* **Problem details**
Look through the entries below for the string "image", and copy each line where it is found.

===== Dataset records =====

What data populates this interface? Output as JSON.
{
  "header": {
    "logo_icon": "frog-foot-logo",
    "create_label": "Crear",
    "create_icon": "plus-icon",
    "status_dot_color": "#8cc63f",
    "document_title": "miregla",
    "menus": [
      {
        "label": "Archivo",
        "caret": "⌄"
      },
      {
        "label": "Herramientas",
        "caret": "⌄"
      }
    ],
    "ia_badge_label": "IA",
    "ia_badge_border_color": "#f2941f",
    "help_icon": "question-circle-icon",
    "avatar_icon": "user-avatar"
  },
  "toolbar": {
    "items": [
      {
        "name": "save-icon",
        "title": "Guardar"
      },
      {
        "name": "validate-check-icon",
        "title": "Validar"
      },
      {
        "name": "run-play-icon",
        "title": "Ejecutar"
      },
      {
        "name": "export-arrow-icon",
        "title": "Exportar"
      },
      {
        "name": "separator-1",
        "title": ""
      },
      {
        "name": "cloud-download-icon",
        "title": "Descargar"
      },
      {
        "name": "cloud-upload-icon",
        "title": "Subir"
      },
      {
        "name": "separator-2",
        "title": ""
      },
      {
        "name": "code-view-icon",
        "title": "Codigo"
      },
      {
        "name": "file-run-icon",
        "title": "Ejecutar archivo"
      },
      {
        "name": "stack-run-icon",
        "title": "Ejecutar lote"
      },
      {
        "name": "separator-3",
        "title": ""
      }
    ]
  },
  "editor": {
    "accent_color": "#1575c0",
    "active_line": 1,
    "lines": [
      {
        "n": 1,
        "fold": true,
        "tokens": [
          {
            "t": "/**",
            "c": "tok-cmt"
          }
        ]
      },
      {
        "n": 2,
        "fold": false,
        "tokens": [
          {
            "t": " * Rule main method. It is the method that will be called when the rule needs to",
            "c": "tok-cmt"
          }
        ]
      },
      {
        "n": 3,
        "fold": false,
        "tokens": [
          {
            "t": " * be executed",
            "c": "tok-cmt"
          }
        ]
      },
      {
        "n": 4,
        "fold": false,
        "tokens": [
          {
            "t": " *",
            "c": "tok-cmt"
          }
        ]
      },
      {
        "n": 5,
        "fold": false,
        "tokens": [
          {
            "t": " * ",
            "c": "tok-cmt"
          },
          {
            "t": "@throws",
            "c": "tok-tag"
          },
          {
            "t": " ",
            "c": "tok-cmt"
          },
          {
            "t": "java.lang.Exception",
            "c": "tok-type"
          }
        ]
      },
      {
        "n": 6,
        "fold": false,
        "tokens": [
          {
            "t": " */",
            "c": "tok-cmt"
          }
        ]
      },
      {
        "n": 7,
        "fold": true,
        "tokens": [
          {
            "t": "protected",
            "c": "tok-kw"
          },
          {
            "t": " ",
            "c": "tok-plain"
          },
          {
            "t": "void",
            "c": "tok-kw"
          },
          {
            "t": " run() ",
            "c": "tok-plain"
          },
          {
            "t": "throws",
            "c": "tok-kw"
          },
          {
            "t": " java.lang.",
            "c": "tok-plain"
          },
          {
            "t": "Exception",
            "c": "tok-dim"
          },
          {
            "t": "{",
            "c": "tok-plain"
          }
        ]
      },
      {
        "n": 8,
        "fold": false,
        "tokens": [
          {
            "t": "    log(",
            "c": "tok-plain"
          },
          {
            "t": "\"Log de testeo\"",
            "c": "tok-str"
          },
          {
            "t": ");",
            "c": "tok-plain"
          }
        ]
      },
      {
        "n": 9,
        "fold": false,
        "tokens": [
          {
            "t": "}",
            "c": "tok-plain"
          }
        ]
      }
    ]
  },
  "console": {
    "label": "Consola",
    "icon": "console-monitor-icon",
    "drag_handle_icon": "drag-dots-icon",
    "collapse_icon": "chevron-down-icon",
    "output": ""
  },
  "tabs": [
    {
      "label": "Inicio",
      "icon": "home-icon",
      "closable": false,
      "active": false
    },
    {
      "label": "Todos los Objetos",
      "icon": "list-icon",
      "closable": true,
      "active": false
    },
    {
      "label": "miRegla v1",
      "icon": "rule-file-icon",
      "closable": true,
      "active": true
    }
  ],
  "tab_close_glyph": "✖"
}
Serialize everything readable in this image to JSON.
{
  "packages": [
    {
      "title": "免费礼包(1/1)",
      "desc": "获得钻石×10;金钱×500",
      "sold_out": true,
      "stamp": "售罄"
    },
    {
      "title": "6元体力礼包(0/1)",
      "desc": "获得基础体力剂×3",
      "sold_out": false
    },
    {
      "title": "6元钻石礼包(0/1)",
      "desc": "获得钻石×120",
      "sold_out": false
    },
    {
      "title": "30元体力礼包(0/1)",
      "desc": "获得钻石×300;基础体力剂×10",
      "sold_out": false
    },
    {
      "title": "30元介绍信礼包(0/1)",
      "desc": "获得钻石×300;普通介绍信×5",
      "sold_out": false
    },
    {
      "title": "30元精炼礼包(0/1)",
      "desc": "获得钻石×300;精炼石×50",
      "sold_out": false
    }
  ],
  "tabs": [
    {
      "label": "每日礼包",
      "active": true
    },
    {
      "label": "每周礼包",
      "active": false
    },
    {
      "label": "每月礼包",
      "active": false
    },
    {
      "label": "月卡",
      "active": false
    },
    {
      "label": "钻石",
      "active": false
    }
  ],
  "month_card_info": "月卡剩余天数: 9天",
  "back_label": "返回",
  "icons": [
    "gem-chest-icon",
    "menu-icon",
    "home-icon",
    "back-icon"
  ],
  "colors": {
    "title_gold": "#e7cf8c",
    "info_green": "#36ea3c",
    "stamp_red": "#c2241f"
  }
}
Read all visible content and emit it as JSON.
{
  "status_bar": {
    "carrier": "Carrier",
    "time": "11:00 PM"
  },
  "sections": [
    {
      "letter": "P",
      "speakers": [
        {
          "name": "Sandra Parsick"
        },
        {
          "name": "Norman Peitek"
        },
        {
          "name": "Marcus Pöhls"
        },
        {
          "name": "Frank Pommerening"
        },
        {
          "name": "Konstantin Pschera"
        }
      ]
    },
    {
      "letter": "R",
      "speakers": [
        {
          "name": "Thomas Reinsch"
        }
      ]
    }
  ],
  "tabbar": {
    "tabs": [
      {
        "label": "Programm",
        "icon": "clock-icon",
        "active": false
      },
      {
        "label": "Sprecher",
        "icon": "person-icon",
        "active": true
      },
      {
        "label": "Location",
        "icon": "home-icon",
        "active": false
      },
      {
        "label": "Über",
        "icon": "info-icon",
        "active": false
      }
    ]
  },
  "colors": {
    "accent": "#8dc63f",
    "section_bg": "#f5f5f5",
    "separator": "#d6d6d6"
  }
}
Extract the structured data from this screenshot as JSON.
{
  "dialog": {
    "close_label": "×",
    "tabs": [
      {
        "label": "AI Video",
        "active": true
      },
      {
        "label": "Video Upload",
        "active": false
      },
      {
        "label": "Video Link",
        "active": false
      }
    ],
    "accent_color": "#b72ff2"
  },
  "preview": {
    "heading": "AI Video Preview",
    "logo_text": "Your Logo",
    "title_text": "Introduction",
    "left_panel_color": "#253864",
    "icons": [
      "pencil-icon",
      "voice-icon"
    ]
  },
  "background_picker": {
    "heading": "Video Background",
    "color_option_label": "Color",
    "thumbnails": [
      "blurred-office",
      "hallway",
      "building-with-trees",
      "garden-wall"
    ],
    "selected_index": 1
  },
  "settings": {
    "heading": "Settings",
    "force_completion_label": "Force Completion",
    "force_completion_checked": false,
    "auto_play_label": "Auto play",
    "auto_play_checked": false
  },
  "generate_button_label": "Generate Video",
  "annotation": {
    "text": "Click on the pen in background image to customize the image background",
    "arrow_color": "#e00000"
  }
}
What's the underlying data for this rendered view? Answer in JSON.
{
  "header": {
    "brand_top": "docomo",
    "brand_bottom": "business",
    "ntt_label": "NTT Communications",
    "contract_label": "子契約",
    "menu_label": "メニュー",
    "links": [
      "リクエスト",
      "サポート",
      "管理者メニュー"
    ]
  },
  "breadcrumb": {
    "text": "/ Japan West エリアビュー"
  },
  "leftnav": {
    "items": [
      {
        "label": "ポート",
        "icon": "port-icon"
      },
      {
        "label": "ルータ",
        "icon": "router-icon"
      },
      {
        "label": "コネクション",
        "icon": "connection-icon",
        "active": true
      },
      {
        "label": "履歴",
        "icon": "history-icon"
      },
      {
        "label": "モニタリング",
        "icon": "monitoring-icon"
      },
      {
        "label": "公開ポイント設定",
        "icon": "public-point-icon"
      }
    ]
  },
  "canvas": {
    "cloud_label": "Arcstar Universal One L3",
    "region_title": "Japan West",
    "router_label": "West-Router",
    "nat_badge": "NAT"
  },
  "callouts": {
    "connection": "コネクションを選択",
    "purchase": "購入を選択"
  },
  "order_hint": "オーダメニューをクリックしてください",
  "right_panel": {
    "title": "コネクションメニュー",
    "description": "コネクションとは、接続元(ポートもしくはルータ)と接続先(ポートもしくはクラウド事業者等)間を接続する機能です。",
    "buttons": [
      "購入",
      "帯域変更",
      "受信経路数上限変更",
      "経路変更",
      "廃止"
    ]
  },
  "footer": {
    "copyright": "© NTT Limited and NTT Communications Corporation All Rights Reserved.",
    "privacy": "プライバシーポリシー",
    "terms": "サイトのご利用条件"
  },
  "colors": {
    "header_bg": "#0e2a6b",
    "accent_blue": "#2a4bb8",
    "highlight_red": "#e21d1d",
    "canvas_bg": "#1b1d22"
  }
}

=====

* **Solution for this exercise**
Serialize everything readable in this image to JSON.
    "text": "Click on the pen in background image to customize the image background",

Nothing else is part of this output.